One thing to take away from the third-quarter revenue we’ve seen so far is that consumers are still shopping – and they’re grabbing big, well-known brands for everything from food to face creams. This is dramatic in high-end retail, where in some cases wealthy buyers are buying items that are more expensive than they were a year ago. There are several reasons for this. As I have noted, some of the expenses come from savings accumulated over the years kuncitara, and wealthy consumers want to get the most out of their money.
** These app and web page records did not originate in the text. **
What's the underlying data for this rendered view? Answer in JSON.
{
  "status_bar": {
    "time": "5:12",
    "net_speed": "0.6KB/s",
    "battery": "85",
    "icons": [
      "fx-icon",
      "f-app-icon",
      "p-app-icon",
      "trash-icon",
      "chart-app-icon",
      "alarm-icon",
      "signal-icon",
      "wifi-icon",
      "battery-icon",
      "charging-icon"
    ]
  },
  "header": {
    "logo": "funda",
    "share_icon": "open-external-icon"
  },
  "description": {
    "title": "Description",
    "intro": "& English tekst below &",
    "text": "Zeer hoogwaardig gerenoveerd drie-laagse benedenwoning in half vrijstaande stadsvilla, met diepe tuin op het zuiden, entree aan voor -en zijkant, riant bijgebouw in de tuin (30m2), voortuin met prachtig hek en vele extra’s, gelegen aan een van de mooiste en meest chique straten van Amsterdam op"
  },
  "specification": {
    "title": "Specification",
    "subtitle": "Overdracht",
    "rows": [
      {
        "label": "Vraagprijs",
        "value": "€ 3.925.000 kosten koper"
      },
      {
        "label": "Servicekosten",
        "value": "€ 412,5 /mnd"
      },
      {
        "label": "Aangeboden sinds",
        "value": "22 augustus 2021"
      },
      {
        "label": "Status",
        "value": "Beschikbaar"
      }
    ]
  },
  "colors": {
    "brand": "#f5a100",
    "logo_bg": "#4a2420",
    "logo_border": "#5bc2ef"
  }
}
If they hit outside of their regular price range or make their first luxury purchase, it often means paying for a household name: Louis Vuitton, Christian Dior or Hermes – all of which have had strong sales recoveries.
It also helps the largest companies – LVMH Moet Hennessy Louis Vuitton SE, Hermes International, Cie Financiere Richemont SA, and Gucci owner, Kering SA – have the resources to make their brands stand out in a crowded market. They are able to multiply social media campaigns. Meanwhile, consumers want to try and test styles, whether it’s a Hermes Birkin bag or a Moncler puffer jacket. With fewer opportunities to dress up, as well as a growing awareness of the environmental costs of fashion, buyers may decide to buy less, but buy better. All of this supports legacy-rich luxury homes, such as Hermes, the first upscale group to return to sales growth in the third quarter. The handbag maker is also helped by the fact that it is less dependent on tourist spending, which accounts for about 20% of sales globally, than its competitors, which see 30% to 35% of sales coming from tourists, according to Thomas Chauvet, luxury analyst at Citi.
But the shift in demand from cutting-edge to classic may be more of a challenge for Gucci, where sales excluding currency movements fell 8.9% in the third quarter. Her flamboyant aesthetic has won a large following among younger customers. But now they’re cutting back on their flashy styles to adapt to more conservative tastes. Buyers reaching for familiar goods also create special challenges for small companies. Given the power of luxury conglomerates and muscular single-brand groups like Moncler SpA, there may now be more pressure to sell to them. Salvatore Ferragamo SpA, for example, has not yet reported third-quarter sales, but Italian home turnover efforts have been disrupted by the pandemic. Investors will be watching to see if Ferragamo and other companies looking to revive their fortunes, such as Burberry Group Plc, are also being lifted by the rising tide of luxury.
Ferragamo denied this week that it is holding talks with investors about a potential stock sale. But family-controlled groups would be wise not to ignore any choices. The strides that the mega-brand have made this year will make it harder for smaller homes to gain traction with the richest buyers, even though demand for luxury goods will recover in 2021. Of course, there is a chance that consumer tastes will spin back to experimentation. when the world returns to resemblance to normality. But that future seems far and far from certain. Even if buyers want a less familiar and edgy design, companies need to reach them online and via social media channels. Having the best retail locations and the hottest designers will also remain important. That means sustainable investment for all groups, large and small. If life continues to get harder for more specialty brands, the next luxury trend could be an overhaul of industry ownership.
(This story has been published from wire agent bait without modification to the text.)